Voice/Vision Holocaust Survivor Oral History Archive

Sigmund Rubin - January 12, 1982

Hiding III

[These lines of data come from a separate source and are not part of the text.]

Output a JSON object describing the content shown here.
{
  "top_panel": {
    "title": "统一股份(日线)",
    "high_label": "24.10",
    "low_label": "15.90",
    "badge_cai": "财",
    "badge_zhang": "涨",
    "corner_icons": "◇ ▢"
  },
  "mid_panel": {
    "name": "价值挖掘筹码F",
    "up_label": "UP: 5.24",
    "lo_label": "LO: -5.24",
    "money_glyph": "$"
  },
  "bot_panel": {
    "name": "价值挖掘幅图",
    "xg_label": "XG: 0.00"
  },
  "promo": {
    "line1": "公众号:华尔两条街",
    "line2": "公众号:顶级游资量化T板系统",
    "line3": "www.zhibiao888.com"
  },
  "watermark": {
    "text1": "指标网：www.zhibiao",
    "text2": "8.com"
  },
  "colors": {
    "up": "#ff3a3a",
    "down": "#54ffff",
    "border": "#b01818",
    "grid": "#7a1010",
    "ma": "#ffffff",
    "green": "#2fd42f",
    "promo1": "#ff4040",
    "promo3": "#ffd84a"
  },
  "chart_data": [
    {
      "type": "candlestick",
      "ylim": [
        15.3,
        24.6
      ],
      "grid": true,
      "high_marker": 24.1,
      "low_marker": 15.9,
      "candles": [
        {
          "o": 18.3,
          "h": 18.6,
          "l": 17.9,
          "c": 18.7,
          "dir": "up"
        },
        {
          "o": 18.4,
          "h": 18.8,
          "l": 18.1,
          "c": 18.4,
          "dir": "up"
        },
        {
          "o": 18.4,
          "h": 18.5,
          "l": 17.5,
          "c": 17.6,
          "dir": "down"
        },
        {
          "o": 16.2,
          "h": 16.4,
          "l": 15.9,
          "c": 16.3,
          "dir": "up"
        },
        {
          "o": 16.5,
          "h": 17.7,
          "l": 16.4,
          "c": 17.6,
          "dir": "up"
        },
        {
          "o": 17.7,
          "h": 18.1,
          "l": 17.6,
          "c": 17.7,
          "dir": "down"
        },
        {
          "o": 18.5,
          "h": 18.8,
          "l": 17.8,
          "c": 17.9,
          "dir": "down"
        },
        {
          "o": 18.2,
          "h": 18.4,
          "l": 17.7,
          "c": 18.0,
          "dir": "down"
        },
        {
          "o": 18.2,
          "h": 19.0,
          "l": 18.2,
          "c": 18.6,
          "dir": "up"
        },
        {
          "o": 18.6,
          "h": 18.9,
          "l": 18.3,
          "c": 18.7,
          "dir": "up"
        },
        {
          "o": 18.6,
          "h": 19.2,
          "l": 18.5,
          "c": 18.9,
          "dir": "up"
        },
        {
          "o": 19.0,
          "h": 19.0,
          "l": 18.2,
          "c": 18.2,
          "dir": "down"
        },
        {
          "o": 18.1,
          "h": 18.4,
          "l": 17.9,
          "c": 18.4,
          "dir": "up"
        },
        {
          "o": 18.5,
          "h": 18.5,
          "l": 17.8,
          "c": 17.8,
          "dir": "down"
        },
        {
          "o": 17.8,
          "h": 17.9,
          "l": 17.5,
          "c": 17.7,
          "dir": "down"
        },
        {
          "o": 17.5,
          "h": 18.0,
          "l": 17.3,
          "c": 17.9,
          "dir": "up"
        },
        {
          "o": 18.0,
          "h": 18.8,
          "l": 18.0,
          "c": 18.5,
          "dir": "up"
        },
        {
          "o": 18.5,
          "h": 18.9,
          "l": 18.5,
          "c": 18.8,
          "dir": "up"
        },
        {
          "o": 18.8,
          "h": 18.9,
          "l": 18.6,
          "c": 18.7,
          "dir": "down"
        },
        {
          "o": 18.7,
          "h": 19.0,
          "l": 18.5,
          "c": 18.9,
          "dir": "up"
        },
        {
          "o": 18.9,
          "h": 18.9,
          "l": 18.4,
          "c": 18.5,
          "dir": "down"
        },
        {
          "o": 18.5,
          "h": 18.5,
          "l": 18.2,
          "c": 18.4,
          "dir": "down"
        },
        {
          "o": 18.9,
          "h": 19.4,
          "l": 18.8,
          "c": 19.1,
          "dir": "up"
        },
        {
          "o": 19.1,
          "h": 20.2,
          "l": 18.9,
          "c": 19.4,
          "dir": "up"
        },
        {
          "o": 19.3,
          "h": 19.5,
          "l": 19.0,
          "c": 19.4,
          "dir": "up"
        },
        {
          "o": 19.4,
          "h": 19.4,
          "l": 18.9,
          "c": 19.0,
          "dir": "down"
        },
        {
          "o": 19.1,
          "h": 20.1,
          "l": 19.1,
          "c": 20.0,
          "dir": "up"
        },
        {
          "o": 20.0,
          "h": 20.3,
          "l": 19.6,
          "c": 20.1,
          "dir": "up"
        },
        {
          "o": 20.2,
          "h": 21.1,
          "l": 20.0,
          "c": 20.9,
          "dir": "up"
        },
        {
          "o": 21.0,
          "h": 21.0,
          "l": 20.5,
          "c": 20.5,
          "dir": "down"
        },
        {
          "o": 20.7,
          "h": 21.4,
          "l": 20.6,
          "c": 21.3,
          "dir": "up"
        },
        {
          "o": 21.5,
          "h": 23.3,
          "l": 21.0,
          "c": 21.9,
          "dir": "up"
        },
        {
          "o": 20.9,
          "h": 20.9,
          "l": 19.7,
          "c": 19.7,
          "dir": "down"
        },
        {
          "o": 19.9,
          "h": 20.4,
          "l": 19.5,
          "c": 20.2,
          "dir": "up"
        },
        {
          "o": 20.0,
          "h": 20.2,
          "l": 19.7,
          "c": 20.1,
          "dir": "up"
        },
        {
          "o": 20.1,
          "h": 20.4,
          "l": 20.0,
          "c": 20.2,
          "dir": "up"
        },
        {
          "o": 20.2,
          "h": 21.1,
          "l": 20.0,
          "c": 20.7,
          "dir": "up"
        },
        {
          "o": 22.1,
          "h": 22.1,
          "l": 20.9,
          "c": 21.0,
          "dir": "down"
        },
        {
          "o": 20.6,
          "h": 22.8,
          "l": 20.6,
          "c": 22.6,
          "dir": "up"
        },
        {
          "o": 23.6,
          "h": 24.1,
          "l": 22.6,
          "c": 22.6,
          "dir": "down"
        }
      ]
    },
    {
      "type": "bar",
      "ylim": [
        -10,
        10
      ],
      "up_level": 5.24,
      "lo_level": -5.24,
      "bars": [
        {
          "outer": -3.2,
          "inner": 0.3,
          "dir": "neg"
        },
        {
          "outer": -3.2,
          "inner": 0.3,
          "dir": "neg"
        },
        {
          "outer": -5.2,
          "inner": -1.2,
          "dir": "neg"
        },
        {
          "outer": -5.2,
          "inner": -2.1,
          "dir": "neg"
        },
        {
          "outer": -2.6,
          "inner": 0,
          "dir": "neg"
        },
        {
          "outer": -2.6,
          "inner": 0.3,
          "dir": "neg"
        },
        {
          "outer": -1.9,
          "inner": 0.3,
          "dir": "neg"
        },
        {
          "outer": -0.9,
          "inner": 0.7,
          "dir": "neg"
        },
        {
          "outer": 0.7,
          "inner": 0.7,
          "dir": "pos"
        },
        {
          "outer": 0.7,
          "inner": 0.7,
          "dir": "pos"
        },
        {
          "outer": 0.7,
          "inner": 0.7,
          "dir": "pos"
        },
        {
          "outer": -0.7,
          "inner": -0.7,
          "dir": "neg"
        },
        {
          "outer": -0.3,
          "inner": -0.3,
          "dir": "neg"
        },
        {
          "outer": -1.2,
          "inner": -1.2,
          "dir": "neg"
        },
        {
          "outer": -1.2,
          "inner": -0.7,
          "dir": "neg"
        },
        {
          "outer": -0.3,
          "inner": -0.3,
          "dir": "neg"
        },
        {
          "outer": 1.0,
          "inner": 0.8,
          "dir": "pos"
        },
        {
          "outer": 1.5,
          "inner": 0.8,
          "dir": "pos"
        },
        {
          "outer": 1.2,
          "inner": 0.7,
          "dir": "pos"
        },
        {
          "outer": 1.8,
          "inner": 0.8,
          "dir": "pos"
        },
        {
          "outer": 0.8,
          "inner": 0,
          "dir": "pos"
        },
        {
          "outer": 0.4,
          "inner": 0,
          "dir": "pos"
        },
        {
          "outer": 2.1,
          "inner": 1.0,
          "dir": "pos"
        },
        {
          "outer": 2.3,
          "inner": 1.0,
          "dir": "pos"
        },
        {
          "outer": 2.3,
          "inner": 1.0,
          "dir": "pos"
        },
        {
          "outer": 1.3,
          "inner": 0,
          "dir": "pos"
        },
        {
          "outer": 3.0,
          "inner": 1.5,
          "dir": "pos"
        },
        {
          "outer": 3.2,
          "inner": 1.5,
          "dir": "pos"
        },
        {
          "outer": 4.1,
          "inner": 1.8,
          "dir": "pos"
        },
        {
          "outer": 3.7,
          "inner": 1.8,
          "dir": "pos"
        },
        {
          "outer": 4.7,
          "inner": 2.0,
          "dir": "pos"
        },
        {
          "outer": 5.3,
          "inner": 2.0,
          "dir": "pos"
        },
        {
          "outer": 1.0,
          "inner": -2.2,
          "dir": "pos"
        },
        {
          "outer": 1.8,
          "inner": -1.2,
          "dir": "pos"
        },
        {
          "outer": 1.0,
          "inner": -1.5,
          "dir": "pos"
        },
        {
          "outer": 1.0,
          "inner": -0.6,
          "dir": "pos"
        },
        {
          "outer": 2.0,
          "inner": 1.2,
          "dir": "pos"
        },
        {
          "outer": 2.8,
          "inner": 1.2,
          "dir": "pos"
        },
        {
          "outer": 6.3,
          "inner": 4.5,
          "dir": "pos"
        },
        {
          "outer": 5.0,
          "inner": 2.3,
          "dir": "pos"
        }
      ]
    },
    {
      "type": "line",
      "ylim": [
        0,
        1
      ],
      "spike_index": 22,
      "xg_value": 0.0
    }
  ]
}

So he says, "Look, why should I drag them down here, I got people on my side and my people will take good care of them, don't worry." And they agreed on that. The next day we had a rendezvous with this friend of ours who went to get that stuff, you know. We came into his stable, we met in the stable, we couldn't go into the house. He closed the doors and he said, "Listen kids"--there were six of us at that time--he says, "my job is to kill you all, and he told us the story. But I promised them that I'll take care of you. Now I want one thing from you. We have to go down to the river across the, uh, other side where they live. We'll throw in rocks and you have to make noise that I am killing you. But you have to promise me one thing, that you are not going, that I'm not going to see you until the end of the war, because if they'll find out that you are alive, my life is in the jeo...is in jeopardy." Of course we agreed, you know. We went down, we threw rocks, we made noise and, don't ask. And we went to that single farmer. In that area there was another couple, another group of people hiding and they had a man who had the asthma. He used to come once a month to visit, you know. When he walked sometimes he had an attack and he had to cough. And, you know, there were always somebody on the, in the, in the village walking around and they followed him. When they followed him, they saw where he goes in. The next day, somebody came up, lit up a flashlight and saw us and left. When he saw us, we got dressed, left everything behind us and we went to the field. That was in 19...that was in 1944 in June because the, the corn was up, you know. We got in the field, we stayed there two days and those kids found another place for us. We went into a place and the farmer says, "Look, I'm going to take you in for so much and so much and I want you to stay here." We told him, he knew, you know, we were very close with him. And you have to promise me not to get out of here. You see what we did, we changed dollars into złotys once a month. So this friend of ours, that man who took us across the river, we used to go to him once a month, give him dollars and he went to Krakow, changed for złotys and bring, brought back the money to us and we had money to pay and to manage. Every time when we went to him we met another man who was hiding there by himself. He had no money, he didn't pay anything to the farmer, the farmer kept him--I don't know what his affiliation was with the farmer--but we always gave him something because he needed for cigarettes, for candles and stuff like this. When we got into that last place and we didn't move, we stayed there all the time, this guy started to look for us.

© Board of Regents University of Michigan-Dearborn